‘Just like the Traitor stole everything else when he sided with the English vermin.’ Her hands sliding above her, she shuffled away from the trunk until she stood beneath the bird’s branch. With one hand she tore at the thin strips of leather until the bird rose free. ‘Wales should have won the war. Would have, too, if the almighty Lord of Gwalchdu hadn’t switched sides. And why? So he could feed his fat belly!’
His enemy was here. And not a man, but a mere woman, who was neatly trapped in a tree.
Teague slashed the brown dried undergrowth with his sword and strode out underneath the oak’s branches.
Startled, the woman’s hand slipped off the upper limb of the tree. The thin branch she stood on swayed as it took her entire weight. ‘You!’
Even from this distance, he saw her incredulity, then recognition, then a look so full of venom, he knew it mirrored his own.
‘Yes, me.’ Teague’s satisfaction was so complete, he felt like a fox sinking fangs deep into prey. ‘And you will come down to pay your due.’
‘My due?’ she spat, her body tight with ferocity. ‘My due!’ she repeated, as the branch she stood on protested with sickening snaps.
She spun towards the trunk. Too late.
‘Catch me!’ she demanded as the branch cracked. Surging out from the broken tumbling limb, she swung her arms wildly, but it was not enough.
Her arm, her body, her head glanced against unforgiving branches before her landing in his arms forced the breath from his lungs. Then he couldn’t breathe at all when he lowered her seemingly lifeless form to the ground.
She breathed, but blood coursed from her left temple. He laid her down, tore a strip off his outer tunic and wrapped the fabric around her head. Avoiding the deep gashes on her arms and legs, he felt for broken bones. She was intact, but for her head, and she desperately needed a healer.
She was his enemy, but she was alone.
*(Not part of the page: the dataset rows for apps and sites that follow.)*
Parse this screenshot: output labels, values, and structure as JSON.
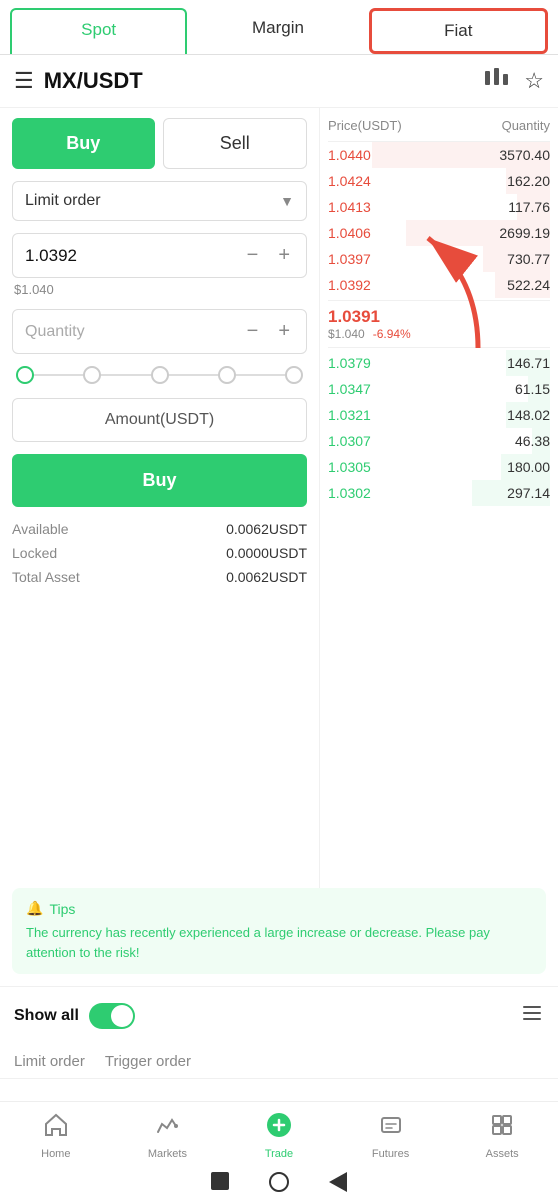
{
  "tabs": {
    "spot": "Spot",
    "margin": "Margin",
    "fiat": "Fiat"
  },
  "header": {
    "pair": "MX/USDT"
  },
  "buySell": {
    "buy": "Buy",
    "sell": "Sell"
  },
  "orderType": {
    "label": "Limit order"
  },
  "priceInput": {
    "value": "1.0392",
    "usdValue": "$1.040"
  },
  "quantityInput": {
    "placeholder": "Quantity"
  },
  "amountButton": {
    "label": "Amount(USDT)"
  },
  "buyButton": {
    "label": "Buy"
  },
  "assets": {
    "available": {
      "label": "Available",
      "value": "0.0062USDT"
    },
    "locked": {
      "label": "Locked",
      "value": "0.0000USDT"
    },
    "totalAsset": {
      "label": "Total Asset",
      "value": "0.0062USDT"
    }
  },
  "orderBook": {
    "priceLabel": "Price(USDT)",
    "quantityLabel": "Quantity",
    "sellOrders": [
      {
        "price": "1.0440",
        "qty": "3570.40",
        "bgWidth": "80"
      },
      {
        "price": "1.0424",
        "qty": "162.20",
        "bgWidth": "20"
      },
      {
        "price": "1.0413",
        "qty": "117.76",
        "bgWidth": "15"
      },
      {
        "price": "1.0406",
        "qty": "2699.19",
        "bgWidth": "65"
      },
      {
        "price": "1.0397",
        "qty": "730.77",
        "bgWidth": "30"
      },
      {
        "price": "1.0392",
        "qty": "522.24",
        "bgWidth": "25"
      }
    ],
    "currentPrice": "1.0391",
    "currentUSD": "$1.040",
    "currentChange": "-6.94%",
    "buyOrders": [
      {
        "price": "1.0379",
        "qty": "146.71",
        "bgWidth": "20"
      },
      {
        "price": "1.0347",
        "qty": "61.15",
        "bgWidth": "10"
      },
      {
        "price": "1.0321",
        "qty": "148.02",
        "bgWidth": "20"
      },
      {
        "price": "1.0307",
        "qty": "46.38",
        "bgWidth": "8"
      },
      {
        "price": "1.0305",
        "qty": "180.00",
        "bgWidth": "22"
      },
      {
        "price": "1.0302",
        "qty": "297.14",
        "bgWidth": "35"
      }
    ]
  },
  "tips": {
    "icon": "🔔",
    "title": "Tips",
    "text": "The currency has recently experienced a large increase or decrease. Please pay attention to the risk!"
  },
  "showAll": {
    "label": "Show all"
  },
  "orderTabs": {
    "limitOrder": "Limit order",
    "triggerOrder": "Trigger order"
  },
  "bottomNav": {
    "home": "Home",
    "markets": "Markets",
    "trade": "Trade",
    "futures": "Futures",
    "assets": "Assets"
  },
  "sliderDots": [
    "0%",
    "25%",
    "50%",
    "75%",
    "100%"
  ]
}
Her golden hair was matting with blood. With her paling complexion, she looked ready for the grave. If he left her here she would die.
Cradling her head within the crook of his arm, he lifted her to his chest and whistled for his horse. It would take precious time to reach Gwalchdu on foot, but he could not risk jarring her head.
This wasn’t how he felled his enemies. His enemies died by his own hand, not by some tree.
‘What has happened?’
Teague veered to his right. With several miles to go before he reached Gwalchdu, he hadn’t expected to see anyone. It took a moment to realise his brother’s presence did not represent a threat.
‘Where the hell have you been?’ Teague demanded.
Rhain dismounted. ‘The way you ordered me away, I would not have guessed my presence was so desired. I could have told you how wasteful it was to separate for our search. If I didn’t know better, I would think you thought little of my sword skills.’
‘I have no time to mend your hurt feelings. She is wounded.’
‘Let me help you mount and then I’ll go ahead to notify Sister Ffion.’
‘She’s not dead!’
Rhain stretched out his arms. ‘I can see that, dear Brother. Ffion may have the necessary herbs to help heal her.’
Teague placed the woman in Rhain’s arms, before mounting his own horse and gathering her close to him again. Edward’s wars trained them well in handling the injured. But this was no soldier’s body, heavy with armour. This was a woman: one so slight it was like holding nothing at all.
‘Ffion will not be pleased that you bring someone home at this time,’ Rhain said.
Ffion would not be pleased when she knew whom he brought home. ‘When has our aunt ever been pleased? It appears her God was not listening when He deemed me this woman’s only protection.’
‘You could always leave her with one of the villagers.’
‘No!’ Teague said, surprised at his reaction. He did not want to leave her in the care of someone else. ‘We waste time. Ready my room.’
Teague didn’t wait to see his brother go. His attention was pulled to the woman in his arms. Limp, she moulded against him and he could feel each shallow breath filling her body. His white tunic wrapped around her head was soaked bright red with blood, her hair was tangled with leaves and bark, and her face was almost translucent. He had the horse but even so, the journey to his home would be slow.
He only hoped he wouldn’t be too late.